NCET helps you explore business and technology
By Andy Jorgensen
The Internet and mobile device technology is truly amazing in how it enables people to communicate, learn, share and work. It also sometimes enables people to walk off the end of piers. Ahh yes, tech giveth and tech taketh away.
Concerned that children are forgetting how to interact with one another in the real world? What about you? That’s the harder question and that is my challenge to you, dear reader. Let us look within, into the vast emptiness of our souls and examine our own susceptibility to the allure of being taken away to another time and place, of multitasking, of ego-elevating, instantly gratifying feedback, of feeling busy and efficient, the comforting confirmation of hearing our own beliefs repeated back to us. Wait, were they my beliefs, or were they theirs? I don’t remember anymore… I digress.
You may ask yourself, why should I stop watching Netflix while I shop on my tablet and answer work emails with my laptop? I’d use my phone to talk to a friend, but the kid is using it to binge watch Phineas and Ferb.
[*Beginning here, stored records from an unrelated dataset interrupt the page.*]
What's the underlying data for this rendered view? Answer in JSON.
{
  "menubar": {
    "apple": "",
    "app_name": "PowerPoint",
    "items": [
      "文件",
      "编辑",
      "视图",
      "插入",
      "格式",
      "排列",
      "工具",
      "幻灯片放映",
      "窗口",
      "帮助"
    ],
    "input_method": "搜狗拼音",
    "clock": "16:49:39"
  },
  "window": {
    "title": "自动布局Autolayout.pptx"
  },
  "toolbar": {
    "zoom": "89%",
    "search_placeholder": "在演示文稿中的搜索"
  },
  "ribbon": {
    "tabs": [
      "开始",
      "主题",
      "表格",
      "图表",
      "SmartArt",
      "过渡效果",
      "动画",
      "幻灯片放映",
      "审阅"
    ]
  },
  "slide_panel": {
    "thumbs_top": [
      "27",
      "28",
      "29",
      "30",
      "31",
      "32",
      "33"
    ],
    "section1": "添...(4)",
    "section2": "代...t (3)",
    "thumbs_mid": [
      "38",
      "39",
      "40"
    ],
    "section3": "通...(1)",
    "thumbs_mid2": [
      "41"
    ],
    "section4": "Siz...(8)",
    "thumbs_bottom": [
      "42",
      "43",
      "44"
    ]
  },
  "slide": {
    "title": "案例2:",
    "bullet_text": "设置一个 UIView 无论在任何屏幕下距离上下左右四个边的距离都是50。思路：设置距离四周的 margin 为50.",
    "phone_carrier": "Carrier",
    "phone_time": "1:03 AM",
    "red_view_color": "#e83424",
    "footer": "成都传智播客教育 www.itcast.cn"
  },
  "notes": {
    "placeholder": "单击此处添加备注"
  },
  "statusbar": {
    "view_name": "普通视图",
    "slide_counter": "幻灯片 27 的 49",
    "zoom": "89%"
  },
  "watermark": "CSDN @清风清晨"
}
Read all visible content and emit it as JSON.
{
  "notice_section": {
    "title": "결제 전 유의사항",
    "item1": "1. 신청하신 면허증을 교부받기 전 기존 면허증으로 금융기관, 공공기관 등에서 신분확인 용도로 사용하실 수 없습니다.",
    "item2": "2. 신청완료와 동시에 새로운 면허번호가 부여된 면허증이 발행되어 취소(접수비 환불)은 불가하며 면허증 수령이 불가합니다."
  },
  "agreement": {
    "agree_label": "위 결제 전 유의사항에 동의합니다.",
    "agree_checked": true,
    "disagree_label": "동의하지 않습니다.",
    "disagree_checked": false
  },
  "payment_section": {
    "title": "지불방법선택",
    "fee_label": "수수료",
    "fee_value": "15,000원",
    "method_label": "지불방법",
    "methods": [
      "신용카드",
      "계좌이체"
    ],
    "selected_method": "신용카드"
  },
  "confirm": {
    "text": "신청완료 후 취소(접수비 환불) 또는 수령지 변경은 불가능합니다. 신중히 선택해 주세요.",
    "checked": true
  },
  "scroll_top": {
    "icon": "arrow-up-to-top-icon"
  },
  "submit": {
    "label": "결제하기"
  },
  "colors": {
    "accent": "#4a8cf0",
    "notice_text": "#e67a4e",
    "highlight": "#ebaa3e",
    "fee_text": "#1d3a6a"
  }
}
Well, science says that multitasking is bad for your brain, for one thing (www.pnas.org/content/106/37/15583). For another, we did not evolve to be working all the time.
Ancient hunter-gatherer humans spent about three or four hours meeting their basic needs for food and shelter. They spent the rest of their time chillaxin’ and enjoying each other’s company (science.) Our bodies are not coping well with the stress hormones that are produced when we work. They are meant to kick in just long enough to get us away from danger and have a mean hangover that leaves us drained and strung-out. People are prone to take out this yucky feeling on whoever happens to be nearby, friends, family, strangers… online randos that don’t share our particular views.
I have been spending some time unplugged from the hive-mind and I can report that it is nice. I have been unplugging each night several hours before I go to bed. My mind is more able to relax and spread out. I have to admit, it’s hard at first. I felt the pull of the smartphone. I felt the need to satiate every impulse to get something done at the moment I felt it. That has been slowly wearing off. I don’t feel any less connected, either. In fact, I feel more connected—to the real world.
Here are some wonderful things to connect to by unplugging:
- Connect with your kids
- Connect with your spouse
- Connect with the present moment
- Connect with yourself
Consider a “lights out” time in your house and turn off your router a couple of hours before bed. The hardware store has a wireless remote kill switch for the power outlet. Turn off your smartphone at night. Take a walk and leave the phone at home. Go camping where there is no cell service. Leave the laptop at home when on vacation and turn off the email on your phone.
I once received an automatic out-of-office reply from a European customer at work. It said that the person was on vacation and would not be checking their email when they returned. It invited the sender to message or call again after a certain date. What a great idea! One reason Americans give for not taking more vacation is the pile of emails that they know they’ll come back to. Magnifique!
Andy Jorgensen does QC and IT for Rehearsal and is NCET’s VP of Creative Services. Rehearsal is a video-based practice platform that helps people practice their skills for when they need them to pay the bills. NCET is a member-supported nonprofit that produces educational and networking events to help people explore business and technology.